It’s hard to be creative. Or rather, it’s hard to be creative and make something good, that’s really worth something, that brings joy to a lot of people. One of the biggest rewards after all that work is getting to release your work into the wild and watch how it’s received. It’s nice to hear your fans’ anticipation about a new project.
So when people betray trust and leak the work, it’s frustrating. I’m sure we’ve all been guilty of listening/reading/watching some leaked content from our favourite people, but next time, maybe we should try to resist. FKA Twigs this week announced that she wouldn’t be releasing her new album due to 85 leaks. Is it an overreaction? Or a lesson?
Of course, leaks are nothing new, and if I’m being really cynical, some, I’m sure, are leaked on purpose, to create some hype. But that defeats the point if the artist is leaking it: it’s theirs to leak. I feel for FKA Twigs, regardless of whether or not you like her music, she seems to me to be one of the few true artists we have producing new and interesting music at the moment. She has artistic integrity, and people looking to ruin it have undermined everything she’s worked for. In an age where we’re used to having everything instantly, has it dulled our attitude towards waiting for new music? Not to mention clips on Instagram/TikTok, footage of rehearsals etc. diluting what we see as a leak. In our current culture, perhaps we don’t value the artist half as much as we should.

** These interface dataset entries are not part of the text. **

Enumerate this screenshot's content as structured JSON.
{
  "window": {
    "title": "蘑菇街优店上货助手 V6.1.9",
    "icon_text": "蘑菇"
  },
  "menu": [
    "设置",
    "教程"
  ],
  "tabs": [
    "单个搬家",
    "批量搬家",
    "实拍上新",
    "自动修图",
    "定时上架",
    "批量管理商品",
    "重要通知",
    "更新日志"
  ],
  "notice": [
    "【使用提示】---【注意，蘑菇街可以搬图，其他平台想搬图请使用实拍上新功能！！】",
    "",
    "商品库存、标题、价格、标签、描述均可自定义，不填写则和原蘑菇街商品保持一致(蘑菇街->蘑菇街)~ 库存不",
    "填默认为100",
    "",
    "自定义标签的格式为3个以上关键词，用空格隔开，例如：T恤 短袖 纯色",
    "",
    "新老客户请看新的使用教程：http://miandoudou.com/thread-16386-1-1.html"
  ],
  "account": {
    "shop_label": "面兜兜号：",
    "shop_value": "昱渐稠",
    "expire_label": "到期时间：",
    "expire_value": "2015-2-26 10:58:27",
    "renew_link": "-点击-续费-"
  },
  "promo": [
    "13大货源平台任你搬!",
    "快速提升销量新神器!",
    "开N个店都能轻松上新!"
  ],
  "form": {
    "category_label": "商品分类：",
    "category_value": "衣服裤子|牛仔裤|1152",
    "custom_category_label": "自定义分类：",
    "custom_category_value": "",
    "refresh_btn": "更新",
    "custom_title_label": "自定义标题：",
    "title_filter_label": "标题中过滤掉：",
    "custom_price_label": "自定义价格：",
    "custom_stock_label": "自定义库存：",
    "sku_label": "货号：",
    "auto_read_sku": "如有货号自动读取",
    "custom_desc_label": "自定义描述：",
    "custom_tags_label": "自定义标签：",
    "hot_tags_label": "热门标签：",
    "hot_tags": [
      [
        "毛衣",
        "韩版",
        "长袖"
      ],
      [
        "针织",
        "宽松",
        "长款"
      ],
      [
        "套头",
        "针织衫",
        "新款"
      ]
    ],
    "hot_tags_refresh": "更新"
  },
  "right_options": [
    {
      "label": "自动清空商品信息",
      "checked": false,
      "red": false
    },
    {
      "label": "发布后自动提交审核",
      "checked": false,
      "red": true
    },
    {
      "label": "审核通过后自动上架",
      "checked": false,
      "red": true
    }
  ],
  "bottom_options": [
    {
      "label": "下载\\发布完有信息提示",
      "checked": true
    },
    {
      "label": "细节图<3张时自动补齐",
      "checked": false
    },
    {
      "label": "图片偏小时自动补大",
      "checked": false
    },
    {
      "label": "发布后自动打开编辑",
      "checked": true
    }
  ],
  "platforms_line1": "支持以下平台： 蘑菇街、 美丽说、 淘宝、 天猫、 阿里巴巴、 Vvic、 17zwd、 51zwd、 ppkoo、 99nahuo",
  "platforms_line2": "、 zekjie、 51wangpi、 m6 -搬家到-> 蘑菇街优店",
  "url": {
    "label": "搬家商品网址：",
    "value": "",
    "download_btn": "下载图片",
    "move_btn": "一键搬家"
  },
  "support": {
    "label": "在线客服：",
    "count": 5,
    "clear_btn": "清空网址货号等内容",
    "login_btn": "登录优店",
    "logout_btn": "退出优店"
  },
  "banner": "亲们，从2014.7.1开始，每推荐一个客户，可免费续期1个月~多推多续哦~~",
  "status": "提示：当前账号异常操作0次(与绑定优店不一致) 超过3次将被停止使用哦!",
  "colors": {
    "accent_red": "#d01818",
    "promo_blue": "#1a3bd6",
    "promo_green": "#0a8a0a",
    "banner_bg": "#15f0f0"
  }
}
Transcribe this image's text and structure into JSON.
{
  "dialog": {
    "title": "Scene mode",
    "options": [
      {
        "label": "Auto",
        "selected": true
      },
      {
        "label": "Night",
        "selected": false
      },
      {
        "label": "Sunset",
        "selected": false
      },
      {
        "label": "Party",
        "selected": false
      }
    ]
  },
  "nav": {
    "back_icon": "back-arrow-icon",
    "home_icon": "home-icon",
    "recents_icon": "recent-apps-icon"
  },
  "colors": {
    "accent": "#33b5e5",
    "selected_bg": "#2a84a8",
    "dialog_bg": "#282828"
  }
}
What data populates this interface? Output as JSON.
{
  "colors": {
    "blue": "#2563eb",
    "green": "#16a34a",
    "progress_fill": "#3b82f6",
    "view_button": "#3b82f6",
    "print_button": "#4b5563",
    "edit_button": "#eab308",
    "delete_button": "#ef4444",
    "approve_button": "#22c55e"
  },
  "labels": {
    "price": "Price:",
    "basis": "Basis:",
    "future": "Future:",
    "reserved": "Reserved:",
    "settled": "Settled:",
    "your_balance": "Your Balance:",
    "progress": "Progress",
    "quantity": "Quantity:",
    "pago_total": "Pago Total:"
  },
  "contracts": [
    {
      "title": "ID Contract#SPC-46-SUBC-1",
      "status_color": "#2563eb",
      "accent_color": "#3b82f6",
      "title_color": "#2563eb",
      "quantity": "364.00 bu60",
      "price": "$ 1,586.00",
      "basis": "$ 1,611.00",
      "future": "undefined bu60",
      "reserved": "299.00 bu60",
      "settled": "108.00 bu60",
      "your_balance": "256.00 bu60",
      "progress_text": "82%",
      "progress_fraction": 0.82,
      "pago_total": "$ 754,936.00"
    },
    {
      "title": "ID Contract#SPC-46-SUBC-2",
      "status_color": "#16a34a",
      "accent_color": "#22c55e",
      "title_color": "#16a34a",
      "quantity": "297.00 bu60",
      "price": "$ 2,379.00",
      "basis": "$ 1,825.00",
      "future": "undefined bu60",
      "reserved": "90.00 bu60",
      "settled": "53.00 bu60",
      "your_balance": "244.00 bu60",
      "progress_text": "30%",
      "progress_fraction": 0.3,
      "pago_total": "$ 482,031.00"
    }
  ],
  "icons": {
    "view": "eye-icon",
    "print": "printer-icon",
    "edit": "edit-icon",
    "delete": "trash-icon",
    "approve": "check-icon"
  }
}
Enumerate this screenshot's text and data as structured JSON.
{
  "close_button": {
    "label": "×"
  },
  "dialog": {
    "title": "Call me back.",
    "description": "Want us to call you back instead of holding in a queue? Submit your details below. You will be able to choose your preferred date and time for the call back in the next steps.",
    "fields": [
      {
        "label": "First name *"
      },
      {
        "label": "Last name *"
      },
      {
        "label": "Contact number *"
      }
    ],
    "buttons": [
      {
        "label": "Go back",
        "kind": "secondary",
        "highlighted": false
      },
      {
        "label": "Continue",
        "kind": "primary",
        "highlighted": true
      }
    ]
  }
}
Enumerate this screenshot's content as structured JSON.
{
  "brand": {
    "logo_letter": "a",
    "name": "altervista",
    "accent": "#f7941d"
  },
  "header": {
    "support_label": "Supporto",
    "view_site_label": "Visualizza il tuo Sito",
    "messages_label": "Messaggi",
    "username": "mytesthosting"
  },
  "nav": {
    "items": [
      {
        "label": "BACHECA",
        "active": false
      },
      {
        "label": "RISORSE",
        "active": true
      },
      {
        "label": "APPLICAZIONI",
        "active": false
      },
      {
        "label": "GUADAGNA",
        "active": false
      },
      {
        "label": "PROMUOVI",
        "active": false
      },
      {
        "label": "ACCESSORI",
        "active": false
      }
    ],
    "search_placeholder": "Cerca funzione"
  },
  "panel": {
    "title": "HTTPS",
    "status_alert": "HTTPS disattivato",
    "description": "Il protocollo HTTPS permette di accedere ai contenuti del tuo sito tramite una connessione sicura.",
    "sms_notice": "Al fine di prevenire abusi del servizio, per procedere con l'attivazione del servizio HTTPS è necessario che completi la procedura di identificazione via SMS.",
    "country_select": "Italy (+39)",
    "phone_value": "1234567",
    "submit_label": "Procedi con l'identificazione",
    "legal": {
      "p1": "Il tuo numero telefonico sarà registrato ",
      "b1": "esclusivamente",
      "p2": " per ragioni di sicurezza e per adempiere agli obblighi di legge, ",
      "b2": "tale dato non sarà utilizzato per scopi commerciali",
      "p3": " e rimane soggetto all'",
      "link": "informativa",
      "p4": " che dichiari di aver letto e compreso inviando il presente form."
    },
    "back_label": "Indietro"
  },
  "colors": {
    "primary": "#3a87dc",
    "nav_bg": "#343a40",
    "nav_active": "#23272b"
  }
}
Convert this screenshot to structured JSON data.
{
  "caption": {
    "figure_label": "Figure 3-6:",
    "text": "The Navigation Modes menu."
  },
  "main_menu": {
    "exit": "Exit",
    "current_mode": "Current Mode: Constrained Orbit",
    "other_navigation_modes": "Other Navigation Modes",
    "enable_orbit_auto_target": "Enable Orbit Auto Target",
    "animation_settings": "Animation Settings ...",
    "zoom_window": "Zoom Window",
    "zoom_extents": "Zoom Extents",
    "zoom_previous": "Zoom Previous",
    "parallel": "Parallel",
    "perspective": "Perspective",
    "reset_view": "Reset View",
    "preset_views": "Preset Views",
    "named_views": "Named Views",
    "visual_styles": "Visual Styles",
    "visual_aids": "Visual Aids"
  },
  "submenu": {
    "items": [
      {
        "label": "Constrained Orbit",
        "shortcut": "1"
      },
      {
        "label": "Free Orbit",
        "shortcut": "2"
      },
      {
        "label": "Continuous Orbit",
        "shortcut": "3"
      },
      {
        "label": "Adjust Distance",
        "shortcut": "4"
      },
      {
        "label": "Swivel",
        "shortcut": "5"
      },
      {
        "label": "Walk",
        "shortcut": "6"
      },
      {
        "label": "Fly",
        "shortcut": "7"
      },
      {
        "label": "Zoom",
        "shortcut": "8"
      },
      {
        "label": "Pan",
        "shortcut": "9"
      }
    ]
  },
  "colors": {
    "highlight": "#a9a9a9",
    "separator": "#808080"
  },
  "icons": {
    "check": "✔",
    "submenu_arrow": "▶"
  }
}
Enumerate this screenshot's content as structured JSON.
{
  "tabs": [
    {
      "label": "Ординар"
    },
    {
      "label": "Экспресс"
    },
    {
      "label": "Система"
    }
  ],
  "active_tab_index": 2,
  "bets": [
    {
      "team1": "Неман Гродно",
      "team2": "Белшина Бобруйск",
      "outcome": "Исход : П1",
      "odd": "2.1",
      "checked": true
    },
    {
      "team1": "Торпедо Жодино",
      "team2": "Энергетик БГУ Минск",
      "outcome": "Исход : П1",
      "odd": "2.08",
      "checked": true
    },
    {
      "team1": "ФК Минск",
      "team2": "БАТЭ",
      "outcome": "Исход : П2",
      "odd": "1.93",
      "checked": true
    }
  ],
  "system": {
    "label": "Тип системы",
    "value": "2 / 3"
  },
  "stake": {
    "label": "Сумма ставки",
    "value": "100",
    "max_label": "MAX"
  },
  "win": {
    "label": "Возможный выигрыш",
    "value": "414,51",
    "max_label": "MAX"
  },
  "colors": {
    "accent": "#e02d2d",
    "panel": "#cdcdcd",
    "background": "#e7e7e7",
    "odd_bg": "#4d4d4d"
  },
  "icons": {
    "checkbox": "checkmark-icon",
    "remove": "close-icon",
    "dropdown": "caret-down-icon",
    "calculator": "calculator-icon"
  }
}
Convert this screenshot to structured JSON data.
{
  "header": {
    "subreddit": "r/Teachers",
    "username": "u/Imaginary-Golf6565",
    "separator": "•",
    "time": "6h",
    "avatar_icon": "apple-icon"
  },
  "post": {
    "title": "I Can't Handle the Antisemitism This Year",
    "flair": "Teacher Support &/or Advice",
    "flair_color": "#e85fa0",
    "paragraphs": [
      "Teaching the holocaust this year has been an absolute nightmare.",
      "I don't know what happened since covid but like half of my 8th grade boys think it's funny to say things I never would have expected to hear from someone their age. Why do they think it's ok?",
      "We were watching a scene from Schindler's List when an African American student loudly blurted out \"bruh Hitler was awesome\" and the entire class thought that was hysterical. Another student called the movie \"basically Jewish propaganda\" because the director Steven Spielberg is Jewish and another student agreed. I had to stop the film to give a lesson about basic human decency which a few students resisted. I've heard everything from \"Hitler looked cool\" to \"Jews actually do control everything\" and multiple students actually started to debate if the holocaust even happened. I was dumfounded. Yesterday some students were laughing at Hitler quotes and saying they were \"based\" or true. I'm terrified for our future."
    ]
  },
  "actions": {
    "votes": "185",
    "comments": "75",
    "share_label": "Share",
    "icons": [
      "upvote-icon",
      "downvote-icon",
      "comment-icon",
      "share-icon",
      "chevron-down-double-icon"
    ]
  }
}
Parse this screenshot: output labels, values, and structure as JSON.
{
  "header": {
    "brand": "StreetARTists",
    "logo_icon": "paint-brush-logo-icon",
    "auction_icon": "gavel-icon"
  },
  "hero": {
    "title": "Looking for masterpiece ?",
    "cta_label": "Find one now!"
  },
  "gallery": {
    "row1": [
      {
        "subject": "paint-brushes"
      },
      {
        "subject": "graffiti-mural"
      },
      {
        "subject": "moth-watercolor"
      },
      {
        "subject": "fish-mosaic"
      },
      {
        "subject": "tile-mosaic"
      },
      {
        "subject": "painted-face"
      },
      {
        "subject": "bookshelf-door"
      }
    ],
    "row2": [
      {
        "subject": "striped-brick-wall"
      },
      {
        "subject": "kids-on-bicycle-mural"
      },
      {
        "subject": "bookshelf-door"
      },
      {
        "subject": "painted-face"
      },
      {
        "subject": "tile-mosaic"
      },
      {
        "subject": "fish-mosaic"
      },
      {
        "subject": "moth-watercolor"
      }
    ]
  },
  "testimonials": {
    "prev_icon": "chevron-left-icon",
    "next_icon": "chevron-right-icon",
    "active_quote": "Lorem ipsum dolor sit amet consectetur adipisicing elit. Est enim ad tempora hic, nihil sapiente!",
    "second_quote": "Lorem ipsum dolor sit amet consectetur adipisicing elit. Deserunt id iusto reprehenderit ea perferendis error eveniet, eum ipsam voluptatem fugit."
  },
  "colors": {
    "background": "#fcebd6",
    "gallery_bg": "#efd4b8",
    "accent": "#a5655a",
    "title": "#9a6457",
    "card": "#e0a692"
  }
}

Leaks over the years have been met with indignation, appeals for hackers to cease, and public complaints. Lady Gaga’s first track of Artpop, ‘Applause’, was leaked before release, and the star tweeted her disappointment. Not least because it was the second time this had happened to her – ‘Judas’ had leaked two years earlier (the irony of one of Gaga’s inner circle leaking a track called ‘Judas’ is not lost on me). Kanye West, Madonna, Katy Perry and Beyonce have also suffered at the hands of leaks. Nobody is safe – the bigger you are, the more people in your team have access to your music.
Sometimes (and this is where you should prepare to feel extremely young, as I tell this by candlelight) I long for the times when to get your hands on new music meant waiting for a physical object. Of course there have always been leaks, but it’s a hell of a lot harder to get music out there when you have to copy a tape and cycle through the rain to get other people to hear it.
There’s something sacred about waiting for something new in 2023. When a television series is released weekly, you feel a shared sense of excitement with people who are watching it too. Succession is one of the few big shows choosing this release method recently, and I think it’s fair to say that was quite popular. With everything being available all the time, perhaps we’ve lost a bit of romance when it comes to enjoying, and respecting art. At the risk of sounding like a British meme account, a queue for something you’ve been waiting for with other people who are similarly excited is an antithesis to the antisocial act of listening to leaked tracks alone in your room. Perhaps that’s why vinyl has surged in popularity again in recent years. It’s communal.
FKA Twigs said on her Instagram story that she was going ‘back to the drawing board’, adding that she ‘got hacked and somebody leaked 85 of my demos well done no new music for a while now bye’. Which touches on another problem with leaks: often they’re not the finished article. You’re hearing demos, the work-in-progress, something that by the time it’s finished, might not sound anything like that. Why would you want to see half a film? Read an unfinished book riddled with plot holes? Buy a painting with the faces not done? You wouldn’t. So at the risk of sounding like the famous ‘You wouldn’t start a night like this’ binge drinking advert, you wouldn’t buy anything else that wasn’t ready, don’t do it with music.
In 2023, when artists are already strangled financially, have their songs streamed the world over for free, and have to hope that maybe they can make money from touring, or merch, let the actual music remain sacred. We don’t know how many other artists will take FKA Twigs’ lead after seeing her reaction this week. If you love the art, respect the artist. Good things come to those who wait.